First Italian-Chinese wine dictionary launched in Italy’s Verona

The first-ever Italian-Chinese wine dictionary was formally presented this week on the sidelines of the Vinitaly wine fair in the northern Italian city of Verona.

The “Italian-Chinese Bilingual Dictionary of Wines and Vines,” which includes explanations of some 600 commercial grape varieties grown in Italy and standardizes the way specific wine names are written in Chinese, will soon hit bookstores in both countries.

It took four years for scholars from both countries to write the dictionary, which aims to help Chinese consumers better understand Italian wines, and help Italy enter a challenging Chinese wine market dominated by French and Chilean wines.

“Italy has a limited market presence in China and the hope is that making Italian wines easier to understand … will help grow their presence,” said Denis Pantini, head of the agro-industry section at the economic think-tank Nomisma.

A 2018 research done by Nomisma showed that Italian wine sales in China last year were worth 140 million euros (158 million U.S. dollars), which was close to the figures of some individual and private sector winemakers in France and Chile, Pantini said.

Merely seven percent of Chinese consumers in urban areas could recognize an Italian wine, Pantini added.

“Italy is a top producer of wines, both in terms of quality and quantity, but you would never know it by browsing a typical Italian supermarket,” Pantini said.

The idea of writing a bilingual wine dictionary came during the 2015 World Expo in Milan, where a gastronomy project featuring relevant definitions for words in Italian, Chinese and English was well-received.

“We keep hearing about how confusing Italian wines can be and we thought we need a project like this for Italian wines,” Marta Valentini, executive director of the Confucius Institute at the University of Milan and one of the authors of the dictionary, told Xinhua.

“We respected previous, smaller-scale (projects) and used those translations as a way to reduce confusion,” Valentini said.

Speaking of the new dictionary, Ottavio Cagiano de Azevedo, director general of Italy’s largest wine industry group Federvini, said “there’s the important issue of standardizing names of grapes and wines to create a common language.”
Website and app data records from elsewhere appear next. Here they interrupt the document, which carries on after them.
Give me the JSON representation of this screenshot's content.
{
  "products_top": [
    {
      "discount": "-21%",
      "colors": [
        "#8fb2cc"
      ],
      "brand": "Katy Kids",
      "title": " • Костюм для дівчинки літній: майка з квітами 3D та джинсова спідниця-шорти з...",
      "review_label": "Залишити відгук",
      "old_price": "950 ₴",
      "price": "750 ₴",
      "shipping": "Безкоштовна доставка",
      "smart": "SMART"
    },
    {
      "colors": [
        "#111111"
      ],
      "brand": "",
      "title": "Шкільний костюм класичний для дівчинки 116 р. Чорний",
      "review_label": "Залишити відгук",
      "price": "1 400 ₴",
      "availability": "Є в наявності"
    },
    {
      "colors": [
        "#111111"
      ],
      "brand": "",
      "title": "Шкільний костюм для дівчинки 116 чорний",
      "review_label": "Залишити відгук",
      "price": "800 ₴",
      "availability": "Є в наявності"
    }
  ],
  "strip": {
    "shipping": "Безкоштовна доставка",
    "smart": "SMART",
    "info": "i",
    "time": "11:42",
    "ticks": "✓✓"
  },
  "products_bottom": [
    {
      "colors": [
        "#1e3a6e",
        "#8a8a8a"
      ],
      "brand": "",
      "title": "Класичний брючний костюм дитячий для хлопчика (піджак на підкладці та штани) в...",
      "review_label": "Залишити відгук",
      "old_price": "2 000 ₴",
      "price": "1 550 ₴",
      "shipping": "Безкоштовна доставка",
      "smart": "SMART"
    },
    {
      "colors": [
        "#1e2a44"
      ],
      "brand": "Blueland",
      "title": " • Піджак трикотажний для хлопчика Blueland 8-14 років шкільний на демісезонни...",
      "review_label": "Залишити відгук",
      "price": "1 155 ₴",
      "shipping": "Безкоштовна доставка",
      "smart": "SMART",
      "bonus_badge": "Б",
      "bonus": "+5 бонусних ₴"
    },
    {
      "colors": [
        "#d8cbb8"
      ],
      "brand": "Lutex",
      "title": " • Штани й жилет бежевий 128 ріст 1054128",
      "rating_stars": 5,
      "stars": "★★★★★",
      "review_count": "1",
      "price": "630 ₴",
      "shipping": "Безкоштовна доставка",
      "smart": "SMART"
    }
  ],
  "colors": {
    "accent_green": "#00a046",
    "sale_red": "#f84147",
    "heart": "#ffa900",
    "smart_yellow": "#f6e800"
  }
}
“It also helps to call attention to the country’s rich variety of wines. For a beginner, all the different names can be confusing. But the variety is our wine industry’s strength,” Azevedo said.